■ **PROVIDED INFORMATION**
○ ○ ○
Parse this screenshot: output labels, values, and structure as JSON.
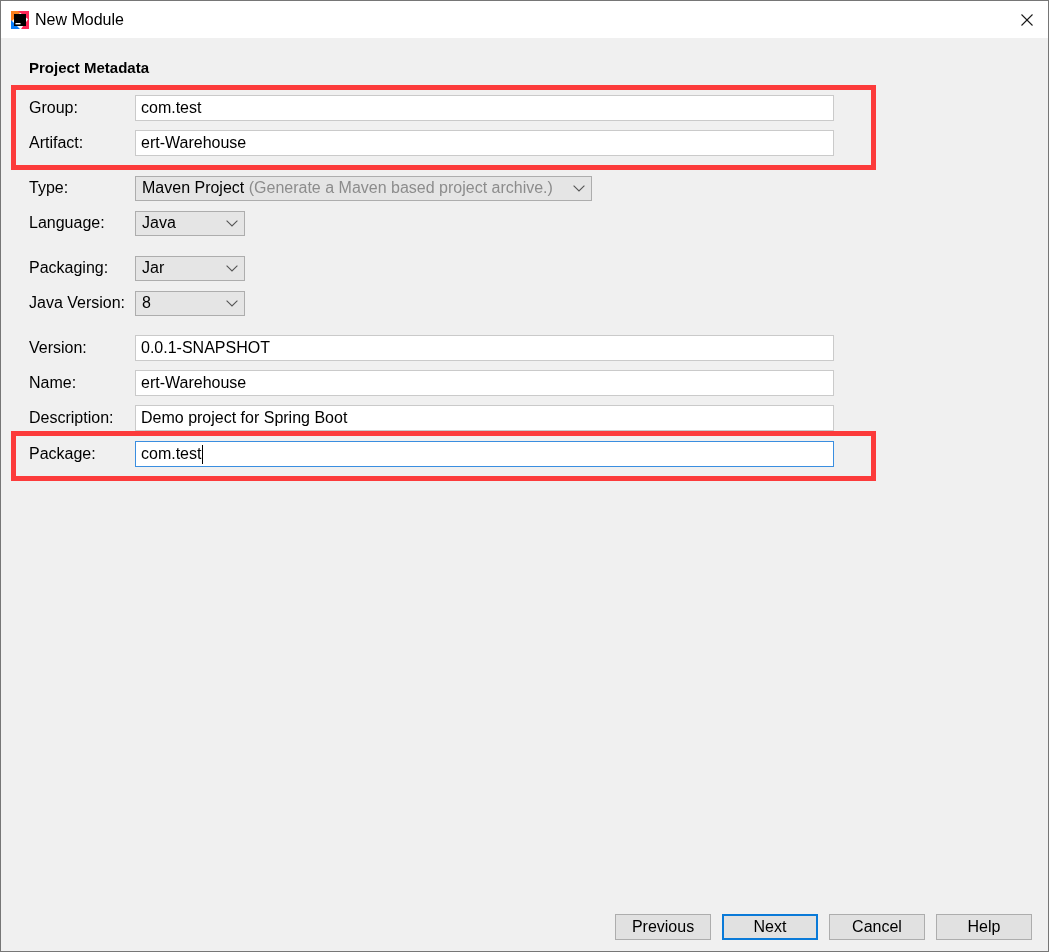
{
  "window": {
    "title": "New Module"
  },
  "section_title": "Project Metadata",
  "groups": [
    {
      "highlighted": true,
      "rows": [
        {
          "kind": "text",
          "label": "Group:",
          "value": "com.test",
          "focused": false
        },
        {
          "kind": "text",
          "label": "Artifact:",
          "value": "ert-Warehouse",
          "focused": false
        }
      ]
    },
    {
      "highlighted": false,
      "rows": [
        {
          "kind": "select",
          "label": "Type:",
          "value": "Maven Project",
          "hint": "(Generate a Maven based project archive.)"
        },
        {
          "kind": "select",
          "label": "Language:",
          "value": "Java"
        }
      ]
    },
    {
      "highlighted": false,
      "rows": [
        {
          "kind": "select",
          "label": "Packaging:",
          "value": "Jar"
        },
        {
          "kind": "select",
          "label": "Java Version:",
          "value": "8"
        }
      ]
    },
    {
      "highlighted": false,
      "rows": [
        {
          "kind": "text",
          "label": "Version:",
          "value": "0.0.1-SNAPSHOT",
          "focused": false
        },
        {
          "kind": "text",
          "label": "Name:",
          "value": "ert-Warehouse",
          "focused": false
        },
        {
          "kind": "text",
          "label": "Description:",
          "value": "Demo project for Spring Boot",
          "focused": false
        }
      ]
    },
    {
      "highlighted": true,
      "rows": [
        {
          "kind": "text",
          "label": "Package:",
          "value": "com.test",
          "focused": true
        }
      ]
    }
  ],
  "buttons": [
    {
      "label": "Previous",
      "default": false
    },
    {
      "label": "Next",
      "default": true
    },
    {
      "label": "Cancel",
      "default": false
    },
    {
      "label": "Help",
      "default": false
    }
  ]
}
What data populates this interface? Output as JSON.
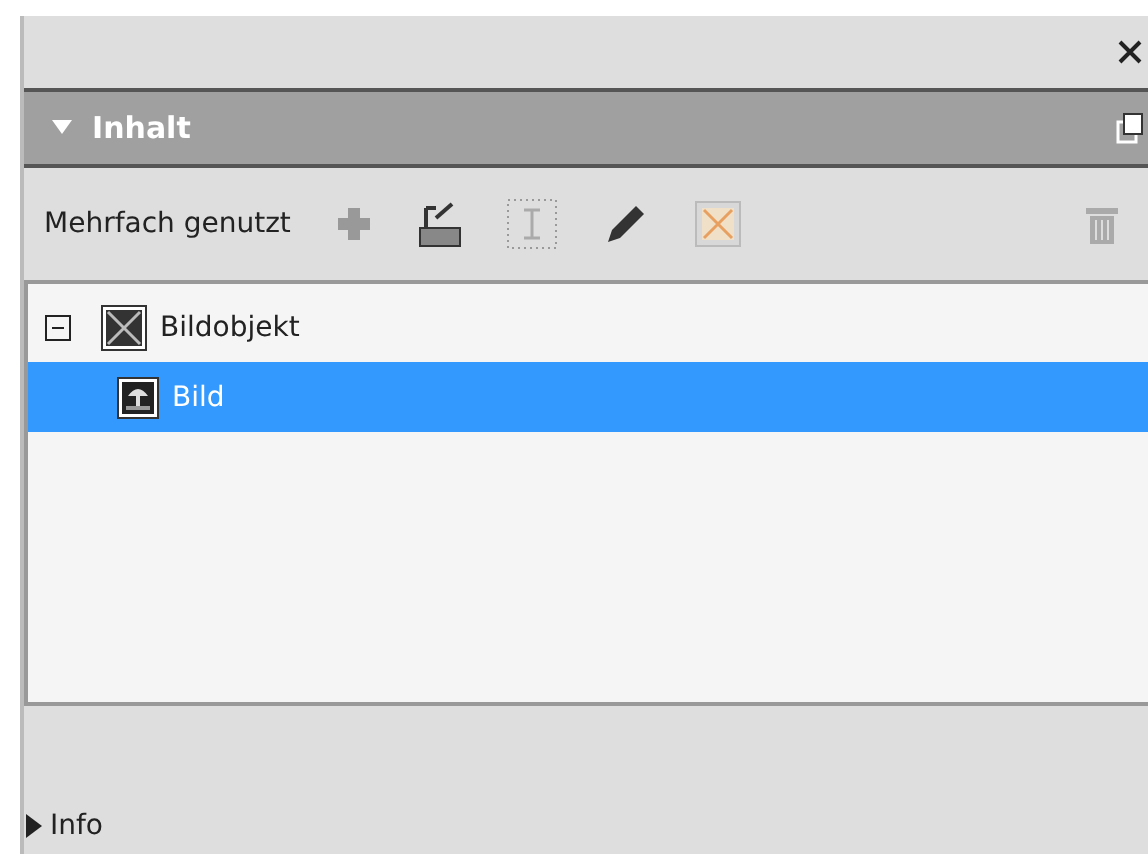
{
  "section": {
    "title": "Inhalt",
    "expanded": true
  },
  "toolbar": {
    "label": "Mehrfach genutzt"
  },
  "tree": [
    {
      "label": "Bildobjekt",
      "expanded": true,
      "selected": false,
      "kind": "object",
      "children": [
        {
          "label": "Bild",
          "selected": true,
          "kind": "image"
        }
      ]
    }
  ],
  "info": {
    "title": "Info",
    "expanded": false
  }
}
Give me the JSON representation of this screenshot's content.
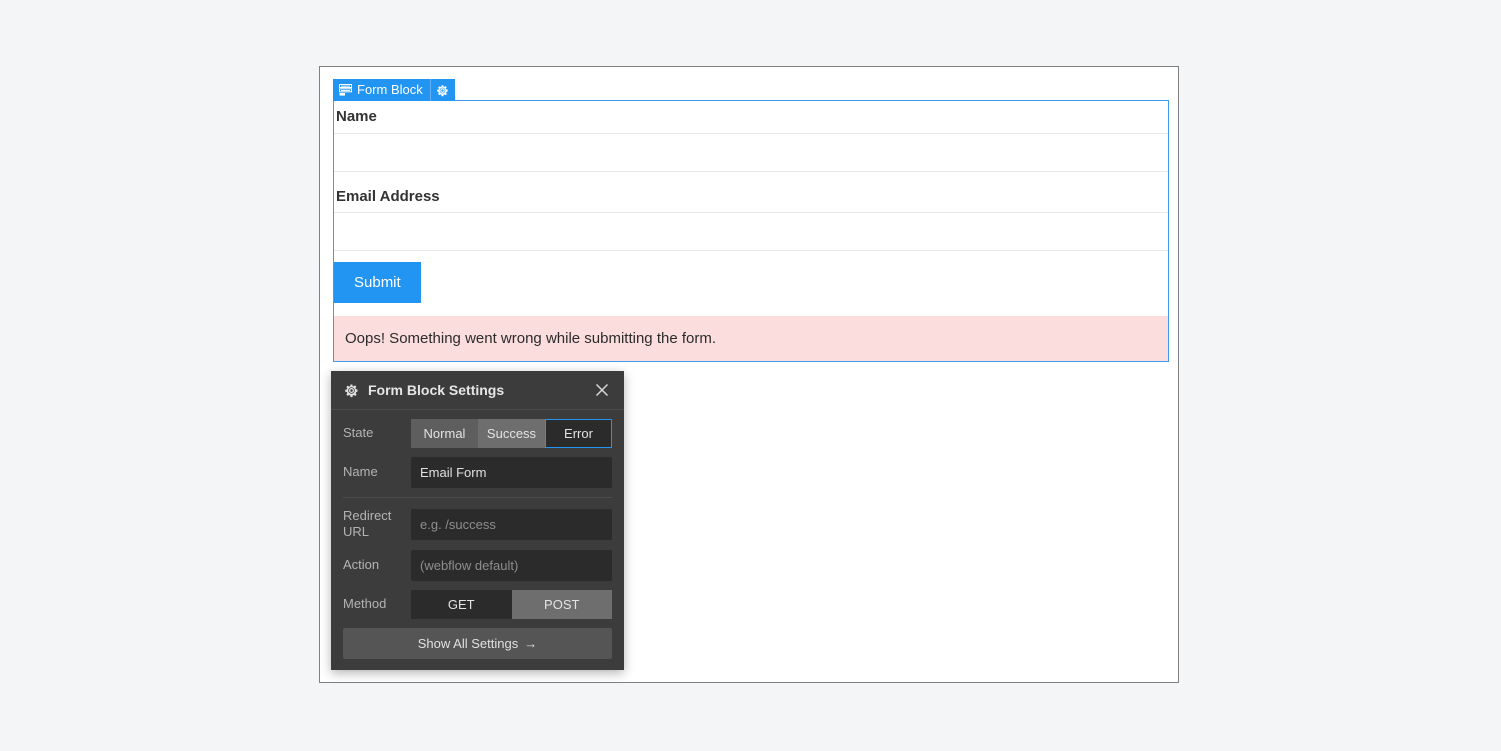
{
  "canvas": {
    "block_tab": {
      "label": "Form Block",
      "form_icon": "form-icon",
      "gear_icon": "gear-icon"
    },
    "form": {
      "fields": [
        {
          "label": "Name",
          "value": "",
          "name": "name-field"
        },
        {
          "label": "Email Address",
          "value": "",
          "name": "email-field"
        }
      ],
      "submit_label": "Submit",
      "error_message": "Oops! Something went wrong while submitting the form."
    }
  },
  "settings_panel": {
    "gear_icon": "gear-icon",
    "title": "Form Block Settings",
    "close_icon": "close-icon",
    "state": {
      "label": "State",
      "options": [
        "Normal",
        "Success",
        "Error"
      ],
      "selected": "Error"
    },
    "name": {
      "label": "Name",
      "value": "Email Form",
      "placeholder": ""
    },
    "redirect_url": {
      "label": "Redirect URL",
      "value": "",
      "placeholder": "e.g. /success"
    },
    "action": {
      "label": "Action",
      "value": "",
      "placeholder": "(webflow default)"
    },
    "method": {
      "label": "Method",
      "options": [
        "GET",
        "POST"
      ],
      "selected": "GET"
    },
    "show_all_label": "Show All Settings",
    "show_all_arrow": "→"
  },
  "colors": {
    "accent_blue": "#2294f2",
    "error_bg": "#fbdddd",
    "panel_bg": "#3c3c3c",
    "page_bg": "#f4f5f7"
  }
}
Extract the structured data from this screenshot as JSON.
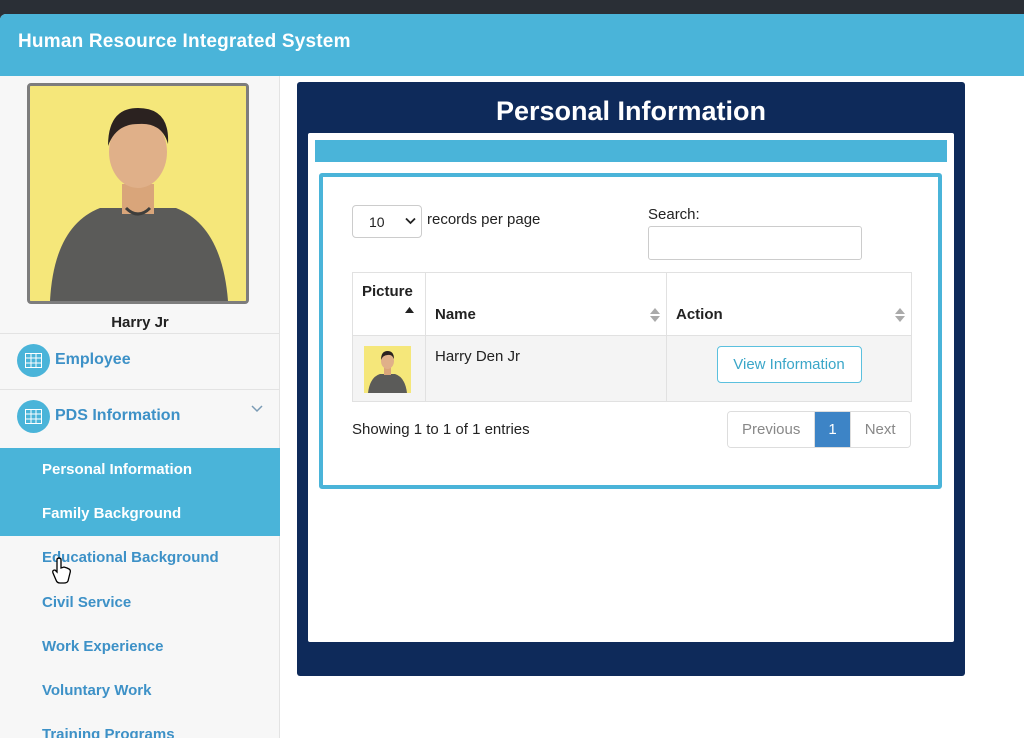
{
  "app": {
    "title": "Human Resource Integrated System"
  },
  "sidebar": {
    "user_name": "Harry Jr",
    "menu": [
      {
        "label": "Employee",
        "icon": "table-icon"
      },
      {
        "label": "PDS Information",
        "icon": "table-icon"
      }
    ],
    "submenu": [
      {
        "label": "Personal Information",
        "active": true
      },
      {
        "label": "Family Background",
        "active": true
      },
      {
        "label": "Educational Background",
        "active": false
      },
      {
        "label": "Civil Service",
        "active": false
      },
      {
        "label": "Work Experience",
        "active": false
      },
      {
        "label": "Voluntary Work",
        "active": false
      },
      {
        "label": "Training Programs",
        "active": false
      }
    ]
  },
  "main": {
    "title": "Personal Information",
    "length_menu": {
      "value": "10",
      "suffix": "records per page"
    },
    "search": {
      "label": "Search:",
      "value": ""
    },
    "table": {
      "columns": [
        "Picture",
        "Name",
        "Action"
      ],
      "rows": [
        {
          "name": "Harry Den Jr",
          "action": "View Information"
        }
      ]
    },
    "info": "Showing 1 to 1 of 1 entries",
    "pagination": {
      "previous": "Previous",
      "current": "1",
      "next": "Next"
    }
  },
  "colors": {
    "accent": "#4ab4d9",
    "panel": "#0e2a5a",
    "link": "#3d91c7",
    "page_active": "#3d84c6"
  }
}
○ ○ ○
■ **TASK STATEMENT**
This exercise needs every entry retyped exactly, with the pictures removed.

■ **ANSWER AREA**
Parse this screenshot: output labels, values, and structure as JSON.
{
  "window": {
    "title": "New Module"
  },
  "section_title": "Project Metadata",
  "groups": [
    {
      "highlighted": true,
      "rows": [
        {
          "kind": "text",
          "label": "Group:",
          "value": "com.test",
          "focused": false
        },
        {
          "kind": "text",
          "label": "Artifact:",
          "value": "ert-Warehouse",
          "focused": false
        }
      ]
    },
    {
      "highlighted": false,
      "rows": [
        {
          "kind": "select",
          "label": "Type:",
          "value": "Maven Project",
          "hint": "(Generate a Maven based project archive.)"
        },
        {
          "kind": "select",
          "label": "Language:",
          "value": "Java"
        }
      ]
    },
    {
      "highlighted": false,
      "rows": [
        {
          "kind": "select",
          "label": "Packaging:",
          "value": "Jar"
        },
        {
          "kind": "select",
          "label": "Java Version:",
          "value": "8"
        }
      ]
    },
    {
      "highlighted": false,
      "rows": [
        {
          "kind": "text",
          "label": "Version:",
          "value": "0.0.1-SNAPSHOT",
          "focused": false
        },
        {
          "kind": "text",
          "label": "Name:",
          "value": "ert-Warehouse",
          "focused": false
        },
        {
          "kind": "text",
          "label": "Description:",
          "value": "Demo project for Spring Boot",
          "focused": false
        }
      ]
    },
    {
      "highlighted": true,
      "rows": [
        {
          "kind": "text",
          "label": "Package:",
          "value": "com.test",
          "focused": true
        }
      ]
    }
  ],
  "buttons": [
    {
      "label": "Previous",
      "default": false
    },
    {
      "label": "Next",
      "default": true
    },
    {
      "label": "Cancel",
      "default": false
    },
    {
      "label": "Help",
      "default": false
    }
  ]
}
What data populates this interface? Output as JSON.
{
  "section": {
    "title": "Inhalt",
    "expanded": true
  },
  "toolbar": {
    "label": "Mehrfach genutzt"
  },
  "tree": [
    {
      "label": "Bildobjekt",
      "expanded": true,
      "selected": false,
      "kind": "object",
      "children": [
        {
          "label": "Bild",
          "selected": true,
          "kind": "image"
        }
      ]
    }
  ],
  "info": {
    "title": "Info",
    "expanded": false
  }
}
Give me the JSON representation of this screenshot's content.
{
  "canvas": {
    "block_tab": {
      "label": "Form Block",
      "form_icon": "form-icon",
      "gear_icon": "gear-icon"
    },
    "form": {
      "fields": [
        {
          "label": "Name",
          "value": "",
          "name": "name-field"
        },
        {
          "label": "Email Address",
          "value": "",
          "name": "email-field"
        }
      ],
      "submit_label": "Submit",
      "error_message": "Oops! Something went wrong while submitting the form."
    }
  },
  "settings_panel": {
    "gear_icon": "gear-icon",
    "title": "Form Block Settings",
    "close_icon": "close-icon",
    "state": {
      "label": "State",
      "options": [
        "Normal",
        "Success",
        "Error"
      ],
      "selected": "Error"
    },
    "name": {
      "label": "Name",
      "value": "Email Form",
      "placeholder": ""
    },
    "redirect_url": {
      "label": "Redirect URL",
      "value": "",
      "placeholder": "e.g. /success"
    },
    "action": {
      "label": "Action",
      "value": "",
      "placeholder": "(webflow default)"
    },
    "method": {
      "label": "Method",
      "options": [
        "GET",
        "POST"
      ],
      "selected": "GET"
    },
    "show_all_label": "Show All Settings",
    "show_all_arrow": "→"
  },
  "colors": {
    "accent_blue": "#2294f2",
    "error_bg": "#fbdddd",
    "panel_bg": "#3c3c3c",
    "page_bg": "#f4f5f7"
  }
}
Extract the structured data from this screenshot as JSON.
{
  "app": {
    "title": "Human Resource Integrated System"
  },
  "sidebar": {
    "user_name": "Harry Jr",
    "menu": [
      {
        "label": "Employee",
        "icon": "table-icon"
      },
      {
        "label": "PDS Information",
        "icon": "table-icon"
      }
    ],
    "submenu": [
      {
        "label": "Personal Information",
        "active": true
      },
      {
        "label": "Family Background",
        "active": true
      },
      {
        "label": "Educational Background",
        "active": false
      },
      {
        "label": "Civil Service",
        "active": false
      },
      {
        "label": "Work Experience",
        "active": false
      },
      {
        "label": "Voluntary Work",
        "active": false
      },
      {
        "label": "Training Programs",
        "active": false
      }
    ]
  },
  "main": {
    "title": "Personal Information",
    "length_menu": {
      "value": "10",
      "suffix": "records per page"
    },
    "search": {
      "label": "Search:",
      "value": ""
    },
    "table": {
      "columns": [
        "Picture",
        "Name",
        "Action"
      ],
      "rows": [
        {
          "name": "Harry Den Jr",
          "action": "View Information"
        }
      ]
    },
    "info": "Showing 1 to 1 of 1 entries",
    "pagination": {
      "previous": "Previous",
      "current": "1",
      "next": "Next"
    }
  },
  "colors": {
    "accent": "#4ab4d9",
    "panel": "#0e2a5a",
    "link": "#3d91c7",
    "page_active": "#3d84c6"
  }
}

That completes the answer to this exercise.